As to the rest, adopt Mr Blackwood's minute?  
HM
Jy 19
Act upon Mr Blackwoods Minute and in writing to the Govr approve of the firmness & good judgment shewn in the affair with the Songies Indians⎯ adding that I must leave the mode of dealing with the Native Tribes to his discretion, trusting to his disposition to Cultivate friendly relations with them as far as possible.  
JSP
22
Other documents included in the file
  • Draft, Colonial Office to Blanshard, 5 August 1852, requesting that he deliver copies of his official correspondence with the Colonial Office so that they may be returned to Vancouver Island.  
  • Mr Merivale
    It would not surprize me to hear that Mr Blanshard kept no copies of his despatches⎯. If so we must make them here, & send them out.  
    ABd
Other documents included in the file
  • Draft reply, Pakington to Douglas, No. 3, 2 August 1852.  
  • There is no authority for this passage, but as the Govr, in ignorance no doubt of the Regulations, is in the habit of acknowledging several dispatches at once, thus confusing subjects which ought to be kept distinct, perhaps it may be considered right to send him a copy of the Book?  
    VJ
    ABd
    HM
    JSP .
 
Footnotes
  1. This text is at the top of the despatch, above the addressee, and left of the address. See image scan.
  2. Text is at top right of page, between address and addressee. "PRINTED FOR PARLIAMENT" is stamped on the page; the rest of the content is hand-written. See image scan.
  3. This number appears in the left margin of page. See image scan.

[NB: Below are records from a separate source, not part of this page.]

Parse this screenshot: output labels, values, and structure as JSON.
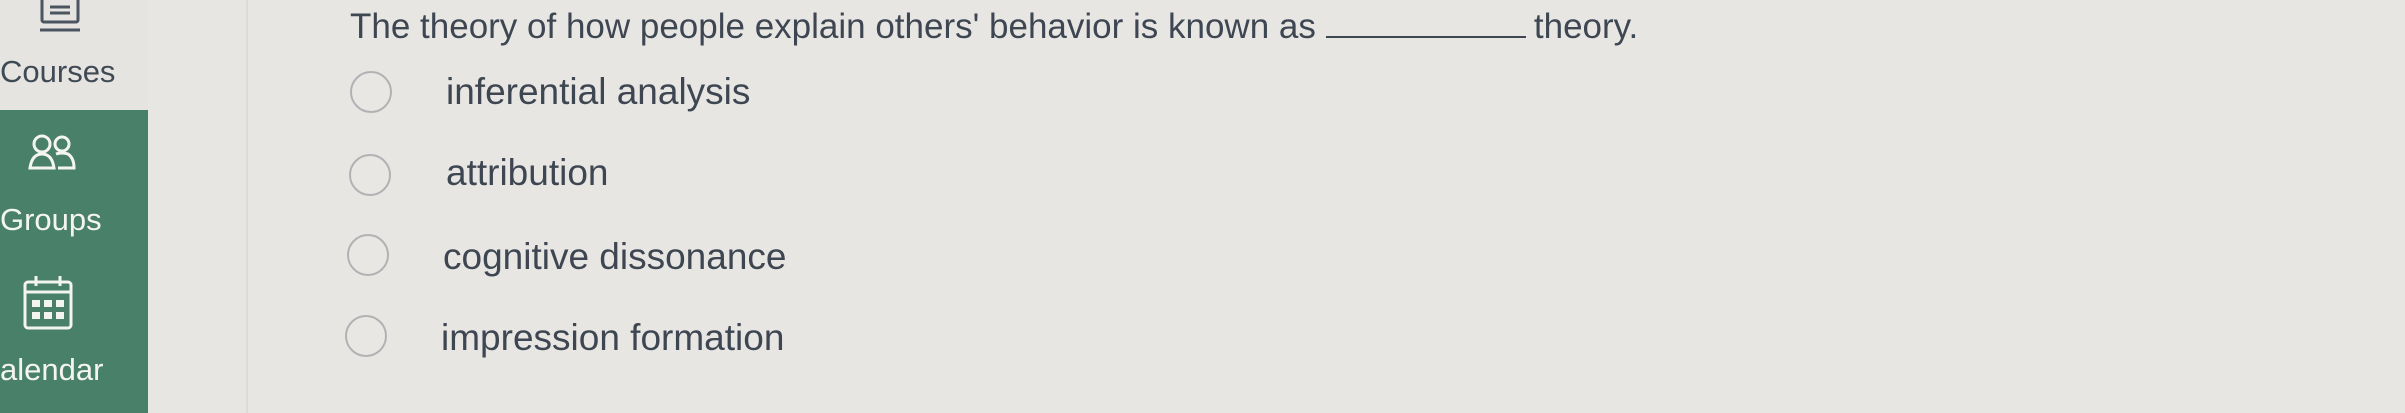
{
  "sidebar": {
    "items": [
      {
        "label": "Courses",
        "icon": "courses-icon"
      },
      {
        "label": "Groups",
        "icon": "groups-icon"
      },
      {
        "label": "alendar",
        "icon": "calendar-icon"
      }
    ],
    "active_color": "#49806a"
  },
  "question": {
    "prefix": "The theory of how people explain others' behavior is known as",
    "suffix": "theory."
  },
  "options": [
    {
      "label": "inferential analysis"
    },
    {
      "label": "attribution"
    },
    {
      "label": "cognitive dissonance"
    },
    {
      "label": "impression formation"
    }
  ]
}
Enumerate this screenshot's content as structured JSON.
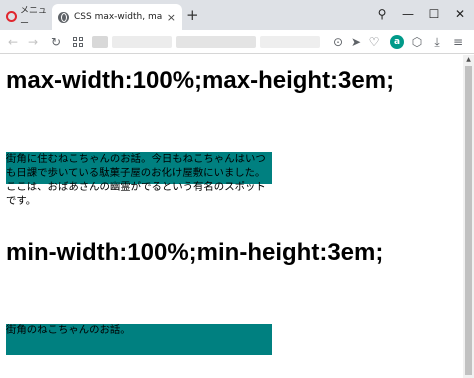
{
  "browser": {
    "tabs": [
      {
        "label": "メニュー",
        "icon": "opera-logo-icon"
      },
      {
        "label": "CSS max-width, max-heigh",
        "icon": "globe-icon",
        "active": true
      }
    ],
    "close_glyph": "×",
    "new_tab_glyph": "+",
    "window": {
      "search": "⚲",
      "minimize": "—",
      "maximize": "☐",
      "close": "✕"
    },
    "toolbar": {
      "back": "←",
      "forward": "→",
      "reload": "↻",
      "camera": "⊙",
      "send": "➤",
      "heart": "♡",
      "ext_a": "a",
      "cube": "⬡",
      "download": "⤓",
      "menu": "≡"
    }
  },
  "page": {
    "heading1": "max-width:100%;max-height:3em;",
    "box1_lines": [
      "街角に住むねこちゃんのお話。今日もねこちゃんはいつ",
      "も日課で歩いている駄菓子屋のお化け屋敷にいました。",
      "ここは、おばあさんの幽霊がでるという有名のスポット",
      "です。"
    ],
    "heading2": "min-width:100%;min-height:3em;",
    "box2_text": "街角のねこちゃんのお話。"
  },
  "colors": {
    "teal_box": "#008080",
    "tabbar_bg": "#dee1e6",
    "opera_red": "#e0262e",
    "ext_green": "#009a89"
  }
}
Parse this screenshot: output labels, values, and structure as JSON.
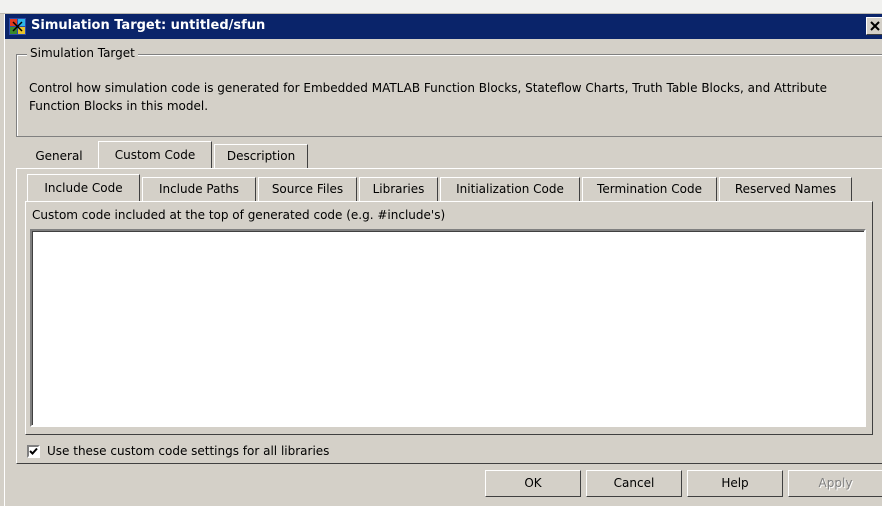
{
  "window": {
    "title": "Simulation Target: untitled/sfun",
    "icon": "simulink-model-icon",
    "close_icon": "close-icon"
  },
  "group": {
    "legend": "Simulation Target",
    "description": "Control how simulation code is generated for Embedded MATLAB Function Blocks, Stateflow Charts, Truth Table Blocks, and Attribute Function Blocks in this model."
  },
  "main_tabs": [
    {
      "label": "General",
      "selected": false
    },
    {
      "label": "Custom Code",
      "selected": true
    },
    {
      "label": "Description",
      "selected": false
    }
  ],
  "sub_tabs": [
    {
      "label": "Include Code",
      "selected": true
    },
    {
      "label": "Include Paths",
      "selected": false
    },
    {
      "label": "Source Files",
      "selected": false
    },
    {
      "label": "Libraries",
      "selected": false
    },
    {
      "label": "Initialization Code",
      "selected": false
    },
    {
      "label": "Termination Code",
      "selected": false
    },
    {
      "label": "Reserved Names",
      "selected": false
    }
  ],
  "include_code": {
    "label": "Custom code included at the top of generated code (e.g. #include's)",
    "value": ""
  },
  "checkbox": {
    "label": "Use these custom code settings for all libraries",
    "checked": true
  },
  "buttons": {
    "ok": "OK",
    "cancel": "Cancel",
    "help": "Help",
    "apply": "Apply",
    "apply_enabled": false
  },
  "colors": {
    "titlebar": "#0a246a",
    "face": "#d4d0c8"
  }
}
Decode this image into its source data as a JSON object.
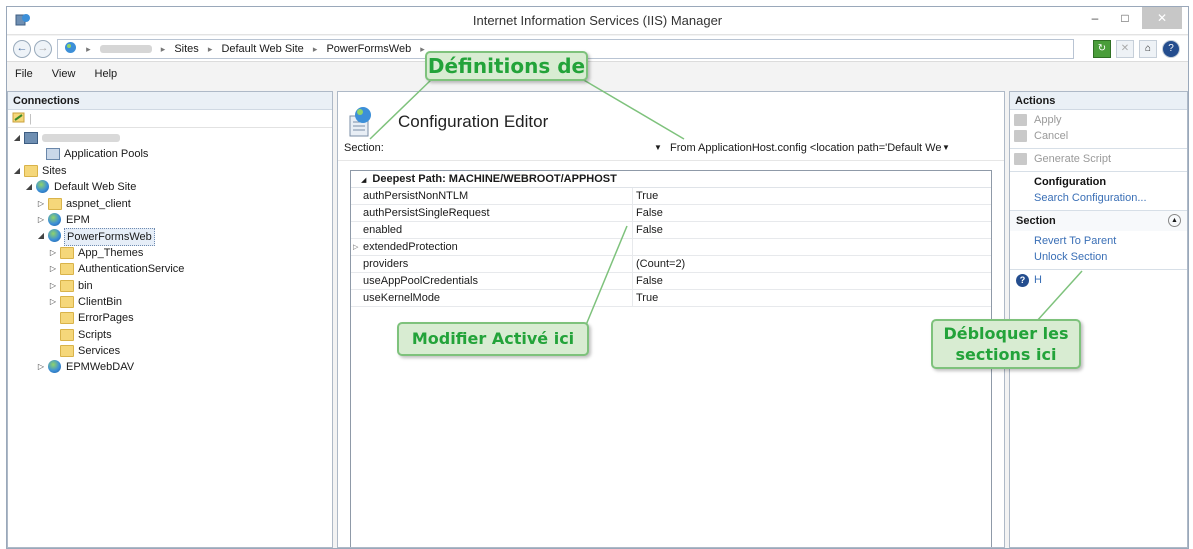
{
  "window": {
    "title": "Internet Information Services (IIS) Manager",
    "controls": {
      "minimize": "–",
      "maximize": "□",
      "close": "✕"
    }
  },
  "address": {
    "crumbs": [
      "Sites",
      "Default Web Site",
      "PowerFormsWeb"
    ],
    "separator": "▸"
  },
  "menu": [
    "File",
    "View",
    "Help"
  ],
  "connections": {
    "title": "Connections",
    "tree": [
      {
        "label": "",
        "blurred": true,
        "icon": "server-icon",
        "expander": "◢"
      },
      {
        "label": "Application Pools",
        "icon": "app-pool-icon",
        "expander": ""
      },
      {
        "label": "Sites",
        "icon": "sites-folder-icon",
        "expander": "◢"
      },
      {
        "label": "Default Web Site",
        "icon": "globe-icon",
        "expander": "◢"
      },
      {
        "label": "aspnet_client",
        "icon": "folder-icon",
        "expander": "▷"
      },
      {
        "label": "EPM",
        "icon": "web-app-icon",
        "expander": "▷"
      },
      {
        "label": "PowerFormsWeb",
        "icon": "web-app-icon",
        "expander": "◢",
        "selected": true
      },
      {
        "label": "App_Themes",
        "icon": "folder-icon",
        "expander": "▷"
      },
      {
        "label": "AuthenticationService",
        "icon": "folder-icon",
        "expander": "▷"
      },
      {
        "label": "bin",
        "icon": "folder-icon",
        "expander": "▷"
      },
      {
        "label": "ClientBin",
        "icon": "folder-icon",
        "expander": "▷"
      },
      {
        "label": "ErrorPages",
        "icon": "folder-icon",
        "expander": ""
      },
      {
        "label": "Scripts",
        "icon": "folder-icon",
        "expander": ""
      },
      {
        "label": "Services",
        "icon": "folder-icon",
        "expander": ""
      },
      {
        "label": "EPMWebDAV",
        "icon": "globe-icon",
        "expander": "▷"
      }
    ]
  },
  "editor": {
    "title": "Configuration Editor",
    "section_label": "Section:",
    "from_label": "From:",
    "from_value": "ApplicationHost.config <location path='Default We",
    "group_header": "Deepest Path: MACHINE/WEBROOT/APPHOST",
    "rows": [
      {
        "key": "authPersistNonNTLM",
        "value": "True",
        "expandable": false
      },
      {
        "key": "authPersistSingleRequest",
        "value": "False",
        "expandable": false
      },
      {
        "key": "enabled",
        "value": "False",
        "expandable": false
      },
      {
        "key": "extendedProtection",
        "value": "",
        "expandable": true
      },
      {
        "key": "providers",
        "value": "(Count=2)",
        "expandable": false
      },
      {
        "key": "useAppPoolCredentials",
        "value": "False",
        "expandable": false
      },
      {
        "key": "useKernelMode",
        "value": "True",
        "expandable": false
      }
    ]
  },
  "actions": {
    "title": "Actions",
    "apply": "Apply",
    "cancel": "Cancel",
    "generate_script": "Generate Script",
    "configuration": "Configuration",
    "search_configuration": "Search Configuration...",
    "section_title": "Section",
    "revert_to_parent": "Revert To Parent",
    "unlock_section": "Unlock Section",
    "help": "H"
  },
  "callouts": {
    "definitions": "Définitions de",
    "modify_enabled": "Modifier Activé ici",
    "unlock_sections": "Débloquer les sections ici"
  },
  "colors": {
    "callout_fill": "#d8ecd2",
    "callout_border": "#7ec27c",
    "callout_text": "#23a33a",
    "link": "#3a6fb6"
  }
}
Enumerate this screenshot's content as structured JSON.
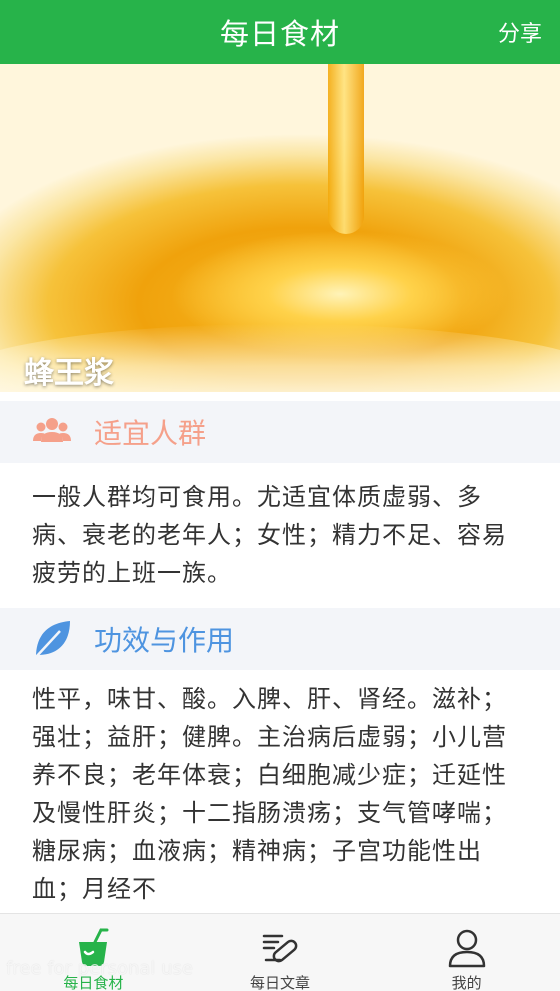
{
  "app_bar": {
    "title": "每日食材",
    "share_label": "分享"
  },
  "hero": {
    "food_name": "蜂王浆"
  },
  "sections": [
    {
      "title": "适宜人群",
      "icon": "people-icon",
      "color": "#f5a08a",
      "body": "一般人群均可食用。尤适宜体质虚弱、多病、衰老的老年人；女性；精力不足、容易疲劳的上班一族。"
    },
    {
      "title": "功效与作用",
      "icon": "leaf-icon",
      "color": "#4e94e0",
      "body": "性平，味甘、酸。入脾、肝、肾经。滋补；强壮；益肝；健脾。主治病后虚弱；小儿营养不良；老年体衰；白细胞减少症；迁延性及慢性肝炎；十二指肠溃疡；支气管哮喘；糖尿病；血液病；精神病；子宫功能性出血；月经不"
    }
  ],
  "tab_bar": {
    "tabs": [
      {
        "label": "每日食材",
        "icon": "cup-icon",
        "active": true
      },
      {
        "label": "每日文章",
        "icon": "article-icon",
        "active": false
      },
      {
        "label": "我的",
        "icon": "user-icon",
        "active": false
      }
    ]
  },
  "watermark": "free for personal use",
  "colors": {
    "primary": "#27b34a",
    "section_bg": "#f3f5f9"
  }
}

  4. This text runs perpendicular to the main text in the margin to the left of the first paragraph. See image scan.
  5. This number appears in the left margin of page. See image scan.
  6. This number appears in the left margin of page. See image scan.
  7. This number appears in the left margin of page. See image scan.
  8. This number appears in the left margin of page. See image scan.
  9. This text appears in the margin at the bottom right corner of the page. See image scan.
  10. This number appears in the left margin of page. See image scan.
  11. This number appears in the left margin of page. See image scan.
  12. This number appears in the left margin of page. See image scan.
  13. This text appears in the margin of the bottom left corner of the page. See image scan.
  14. Douglas was incorrect on the date of the letter in question, which was from the 31st of October, 1851.
:
Douglas to Earl Grey, December 1852, National Archives of the UK, 6485, CO 305/3. The Colonial Despatches of Vancouver Island and British Columbia 1846-1871. Ed. James Hendrickson and the Colonial Despatches project. Victoria: University of Victoria. http://bcgenesis.uvic.ca/getDoc.htm?id=V52103.scx. Accessed 26 April 2017. 

Last modified: 14:00:23, 16/2/2015